Serif PagePlus – indesign for the masses

47. pageplus.jpgFor someone who wants to do a simple design task… make a tennis club newsletter, advertise yoghurts, or create birthday invitations – spending £684 on Adobe Indesign for is out of the question.

Kids will always download illegal copies of Adobe software but for someone who doesn’t want to break the law – or the bank either, Serif products are a good compromise. Serif is a small British company who are niggling Adobe from underneath.

Signature product PagePlus a desktop publisher you can use to design publications like brochures or newsletters, came out in its fourth edition a couple of weeks ago. Serif claim it has 85% the functionality of Indesign at about 11% of the price. We take a quick look at the rice and the product..

Follow on after the jump

The Price
This is Serif’s killer card. Let’s stack it up against Adobe:

Image editing

Serif Photoplus – £79.99
Adobe Photoshop (extended) – £953.30

Desktop Publishing
Serif PagePlus – £79.99
Adobe Indesign – £684.25

Web Publishing
Serif Webplus – £59.99
Adobe Dreamweaver – £408.25

Video Editing
MoviePlus – £59.99
Adobe Premiere Pro – £757.85

Those are all Adobe’s latest CS4 range but even earlier versions like Photoshop CS3 are going for £459.99 on Amazon

The Product:
I road-tested PagePlus X4 – their flagship product. Webplus (for designing simple websites) is their best-seller.
What you can do on PagePlus X4:
– design paper publications: flyers, posters, brochures..
– edit pictures
– make simple web pages

Serif claim their products are up to professional standards.. and heck they design their own publicity material with it – but it’s aimed squarely at the amateur user: homes and small businesses.

Serif products like PagePlus offer a lot of templates – good for first-timers because they’re easy to use, obviously not a feature you’d appreciate if you’re a top graphic designer.

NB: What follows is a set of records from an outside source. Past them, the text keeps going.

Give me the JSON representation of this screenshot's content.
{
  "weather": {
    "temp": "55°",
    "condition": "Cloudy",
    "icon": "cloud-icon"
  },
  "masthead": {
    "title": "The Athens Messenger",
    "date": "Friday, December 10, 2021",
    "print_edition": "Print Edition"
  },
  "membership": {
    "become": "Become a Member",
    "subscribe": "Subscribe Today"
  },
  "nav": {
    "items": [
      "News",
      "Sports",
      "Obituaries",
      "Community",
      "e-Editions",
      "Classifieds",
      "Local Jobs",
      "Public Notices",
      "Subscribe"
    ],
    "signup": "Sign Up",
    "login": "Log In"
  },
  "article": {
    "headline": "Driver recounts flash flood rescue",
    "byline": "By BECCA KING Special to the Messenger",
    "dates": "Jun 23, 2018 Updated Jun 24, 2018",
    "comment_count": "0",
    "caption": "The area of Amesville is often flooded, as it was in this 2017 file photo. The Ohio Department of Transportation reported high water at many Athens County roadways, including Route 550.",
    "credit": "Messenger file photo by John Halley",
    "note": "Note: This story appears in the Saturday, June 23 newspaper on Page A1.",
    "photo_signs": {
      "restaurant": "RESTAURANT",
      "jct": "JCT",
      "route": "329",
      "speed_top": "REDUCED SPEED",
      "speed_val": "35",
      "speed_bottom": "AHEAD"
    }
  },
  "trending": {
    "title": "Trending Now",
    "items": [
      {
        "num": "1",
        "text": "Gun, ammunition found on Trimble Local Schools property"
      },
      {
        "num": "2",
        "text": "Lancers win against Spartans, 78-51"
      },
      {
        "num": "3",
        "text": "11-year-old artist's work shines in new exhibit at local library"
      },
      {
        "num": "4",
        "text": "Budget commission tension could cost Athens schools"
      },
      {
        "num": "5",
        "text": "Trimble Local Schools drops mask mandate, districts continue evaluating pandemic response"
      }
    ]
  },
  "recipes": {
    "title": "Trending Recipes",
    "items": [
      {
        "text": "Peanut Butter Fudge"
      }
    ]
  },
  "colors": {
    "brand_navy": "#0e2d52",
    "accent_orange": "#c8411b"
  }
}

47, serif.jpg

Naturally they lack the finer tools that you find tucked deep in I find that on Photoshop and Dreamweaver there are reams of functions that I barely use or even understand. So the stripped-down Serif works just fine.

I find it off-putting that the design on their own products, cd cases for example, look a bit like they’ve been jammed together as part of a bad power point presentation. And yes the templates offered up in PagePlus are corporate-schmorporate complete with photos of women doing that I’m-in-an-ad look. But Serif aren’t there to design – they just make the software – and the artistic side is up to you.

To anyone with experience of design programmes, the tools and control panel are totally straightforward. To a newbie I think the controls would be relatively easy to understand. Explanation bubbles pop up when you hover your mouse over tools and trickier bits like publishing to the web and converting to pdf are simply options in the File menu.

Usefully, PagePlus allows you to bring pdfs into the programme and play around with them, including copying and pasting from them. Not something you can do on Adobe Indesign. PC Advisor likes the anchoring functions.

I sense there are a whole load of amateur dramatics clubs that will suddenly have better websites if this takes off properly.

Four great FREE Photoshop style programmes

Anna Leach